Copy the result of filtering the entries below for lines that include the string "image".
### Exercise materials ###
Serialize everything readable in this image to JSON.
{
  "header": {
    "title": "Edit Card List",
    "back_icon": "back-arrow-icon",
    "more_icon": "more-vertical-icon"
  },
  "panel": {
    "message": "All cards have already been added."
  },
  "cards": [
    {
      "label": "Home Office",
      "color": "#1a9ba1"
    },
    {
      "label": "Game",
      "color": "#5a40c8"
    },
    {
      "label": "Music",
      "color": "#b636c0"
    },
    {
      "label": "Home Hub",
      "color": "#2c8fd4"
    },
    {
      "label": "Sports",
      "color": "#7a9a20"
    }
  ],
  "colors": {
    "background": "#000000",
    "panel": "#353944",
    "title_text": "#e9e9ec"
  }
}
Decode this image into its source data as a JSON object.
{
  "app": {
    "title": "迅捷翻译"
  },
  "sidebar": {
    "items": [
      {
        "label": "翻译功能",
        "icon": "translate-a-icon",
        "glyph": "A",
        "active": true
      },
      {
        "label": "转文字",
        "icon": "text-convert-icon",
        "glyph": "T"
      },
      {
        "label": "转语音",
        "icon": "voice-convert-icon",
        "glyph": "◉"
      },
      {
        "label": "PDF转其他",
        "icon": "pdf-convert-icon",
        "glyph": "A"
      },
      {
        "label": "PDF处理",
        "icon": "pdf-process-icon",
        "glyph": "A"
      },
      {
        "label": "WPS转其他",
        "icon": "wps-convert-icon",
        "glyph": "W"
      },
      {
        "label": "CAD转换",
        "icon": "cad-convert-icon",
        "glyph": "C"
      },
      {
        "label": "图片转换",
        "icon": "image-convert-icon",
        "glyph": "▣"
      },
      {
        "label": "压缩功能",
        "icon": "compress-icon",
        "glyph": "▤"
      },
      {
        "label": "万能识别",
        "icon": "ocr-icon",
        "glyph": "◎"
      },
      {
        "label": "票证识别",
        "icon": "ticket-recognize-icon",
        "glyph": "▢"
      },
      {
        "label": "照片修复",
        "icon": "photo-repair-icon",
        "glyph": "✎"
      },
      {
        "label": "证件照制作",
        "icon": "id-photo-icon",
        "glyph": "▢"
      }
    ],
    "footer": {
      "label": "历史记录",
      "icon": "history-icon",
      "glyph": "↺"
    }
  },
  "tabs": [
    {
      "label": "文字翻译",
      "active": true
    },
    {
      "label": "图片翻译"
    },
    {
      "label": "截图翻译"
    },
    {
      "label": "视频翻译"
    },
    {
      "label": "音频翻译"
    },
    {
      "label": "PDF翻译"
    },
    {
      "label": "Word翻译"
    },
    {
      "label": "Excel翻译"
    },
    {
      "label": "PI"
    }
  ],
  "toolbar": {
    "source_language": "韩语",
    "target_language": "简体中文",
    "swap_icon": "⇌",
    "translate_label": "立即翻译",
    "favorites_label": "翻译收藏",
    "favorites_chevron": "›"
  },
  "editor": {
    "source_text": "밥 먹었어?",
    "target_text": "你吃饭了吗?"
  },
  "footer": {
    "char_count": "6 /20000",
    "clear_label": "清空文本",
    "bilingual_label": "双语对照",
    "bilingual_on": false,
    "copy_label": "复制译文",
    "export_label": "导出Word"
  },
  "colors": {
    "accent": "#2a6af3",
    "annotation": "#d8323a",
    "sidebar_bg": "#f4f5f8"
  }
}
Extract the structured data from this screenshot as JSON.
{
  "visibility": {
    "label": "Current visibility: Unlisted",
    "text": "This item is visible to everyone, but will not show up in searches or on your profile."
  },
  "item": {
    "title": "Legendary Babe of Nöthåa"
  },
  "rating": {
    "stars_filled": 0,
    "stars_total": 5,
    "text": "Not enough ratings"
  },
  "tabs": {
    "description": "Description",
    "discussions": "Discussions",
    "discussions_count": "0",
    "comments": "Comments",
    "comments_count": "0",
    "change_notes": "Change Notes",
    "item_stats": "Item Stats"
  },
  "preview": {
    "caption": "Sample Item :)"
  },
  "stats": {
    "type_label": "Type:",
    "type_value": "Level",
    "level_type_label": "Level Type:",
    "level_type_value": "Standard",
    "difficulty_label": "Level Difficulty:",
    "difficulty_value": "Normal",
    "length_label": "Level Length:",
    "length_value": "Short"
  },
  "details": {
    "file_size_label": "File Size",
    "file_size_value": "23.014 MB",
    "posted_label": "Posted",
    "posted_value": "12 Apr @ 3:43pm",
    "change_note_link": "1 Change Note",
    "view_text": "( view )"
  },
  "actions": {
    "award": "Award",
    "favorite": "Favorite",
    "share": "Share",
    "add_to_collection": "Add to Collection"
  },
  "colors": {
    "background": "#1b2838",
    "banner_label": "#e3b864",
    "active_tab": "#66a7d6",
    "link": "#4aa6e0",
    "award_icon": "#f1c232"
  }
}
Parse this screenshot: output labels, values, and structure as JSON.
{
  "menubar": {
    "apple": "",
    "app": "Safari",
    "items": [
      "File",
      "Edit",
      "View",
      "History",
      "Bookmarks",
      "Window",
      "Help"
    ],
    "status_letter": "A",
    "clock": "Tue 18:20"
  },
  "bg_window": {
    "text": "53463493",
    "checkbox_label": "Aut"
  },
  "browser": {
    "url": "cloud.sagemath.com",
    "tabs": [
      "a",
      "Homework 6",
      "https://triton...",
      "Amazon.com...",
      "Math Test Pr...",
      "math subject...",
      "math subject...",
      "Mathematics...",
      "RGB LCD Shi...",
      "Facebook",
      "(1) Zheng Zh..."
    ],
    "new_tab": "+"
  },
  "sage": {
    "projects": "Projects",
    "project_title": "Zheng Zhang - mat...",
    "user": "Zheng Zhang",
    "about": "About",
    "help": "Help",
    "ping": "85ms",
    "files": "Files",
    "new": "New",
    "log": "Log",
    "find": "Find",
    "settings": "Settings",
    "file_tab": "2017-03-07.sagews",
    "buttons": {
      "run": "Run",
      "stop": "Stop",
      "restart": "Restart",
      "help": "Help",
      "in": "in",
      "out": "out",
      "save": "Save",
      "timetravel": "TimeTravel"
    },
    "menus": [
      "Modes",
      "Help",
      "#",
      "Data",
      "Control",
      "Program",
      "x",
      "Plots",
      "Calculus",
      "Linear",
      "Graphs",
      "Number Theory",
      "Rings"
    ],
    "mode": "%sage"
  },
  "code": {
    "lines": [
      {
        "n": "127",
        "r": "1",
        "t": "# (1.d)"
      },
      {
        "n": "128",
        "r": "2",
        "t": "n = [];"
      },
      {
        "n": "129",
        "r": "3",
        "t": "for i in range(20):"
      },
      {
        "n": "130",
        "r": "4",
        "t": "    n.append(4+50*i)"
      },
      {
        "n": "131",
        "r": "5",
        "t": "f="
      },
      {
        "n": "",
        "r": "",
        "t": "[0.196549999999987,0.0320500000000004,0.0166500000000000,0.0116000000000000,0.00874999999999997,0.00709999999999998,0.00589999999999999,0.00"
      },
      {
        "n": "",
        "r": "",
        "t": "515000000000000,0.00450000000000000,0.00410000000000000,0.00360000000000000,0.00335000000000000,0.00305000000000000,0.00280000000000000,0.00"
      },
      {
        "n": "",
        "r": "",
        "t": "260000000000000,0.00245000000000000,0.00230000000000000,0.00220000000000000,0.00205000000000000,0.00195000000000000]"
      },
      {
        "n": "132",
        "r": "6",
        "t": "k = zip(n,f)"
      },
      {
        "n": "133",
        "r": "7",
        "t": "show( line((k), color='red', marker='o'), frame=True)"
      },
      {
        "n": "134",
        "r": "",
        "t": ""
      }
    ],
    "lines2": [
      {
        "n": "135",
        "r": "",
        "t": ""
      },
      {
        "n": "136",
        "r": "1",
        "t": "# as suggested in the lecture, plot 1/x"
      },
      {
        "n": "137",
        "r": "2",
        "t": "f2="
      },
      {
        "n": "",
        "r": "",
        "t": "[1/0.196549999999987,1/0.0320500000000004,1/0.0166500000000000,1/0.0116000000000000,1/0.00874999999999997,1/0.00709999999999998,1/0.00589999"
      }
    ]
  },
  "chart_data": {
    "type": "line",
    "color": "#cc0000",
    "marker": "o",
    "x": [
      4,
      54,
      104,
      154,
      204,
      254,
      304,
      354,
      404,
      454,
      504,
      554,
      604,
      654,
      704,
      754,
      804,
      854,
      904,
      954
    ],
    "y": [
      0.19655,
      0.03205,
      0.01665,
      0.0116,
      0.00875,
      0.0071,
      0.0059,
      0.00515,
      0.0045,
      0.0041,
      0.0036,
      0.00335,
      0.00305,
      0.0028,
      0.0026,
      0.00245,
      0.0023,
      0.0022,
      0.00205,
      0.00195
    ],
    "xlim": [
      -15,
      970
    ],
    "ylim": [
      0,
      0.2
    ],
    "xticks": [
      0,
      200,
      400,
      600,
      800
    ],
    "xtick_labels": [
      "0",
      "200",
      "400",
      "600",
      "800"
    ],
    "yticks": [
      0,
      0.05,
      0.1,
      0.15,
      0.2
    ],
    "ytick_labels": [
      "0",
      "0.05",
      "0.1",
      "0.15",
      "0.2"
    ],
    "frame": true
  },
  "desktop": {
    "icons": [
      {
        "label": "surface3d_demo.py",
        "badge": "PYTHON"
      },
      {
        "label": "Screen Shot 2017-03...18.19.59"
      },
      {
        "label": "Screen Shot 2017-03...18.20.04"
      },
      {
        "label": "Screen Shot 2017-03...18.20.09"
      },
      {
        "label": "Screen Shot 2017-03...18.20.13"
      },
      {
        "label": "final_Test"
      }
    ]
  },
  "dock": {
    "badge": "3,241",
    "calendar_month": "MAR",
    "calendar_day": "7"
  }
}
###
→ **Output for this task**
Serialize everything readable in this image to JSON.
Decode this image into its source data as a JSON object.
        "icon": "image-convert-icon",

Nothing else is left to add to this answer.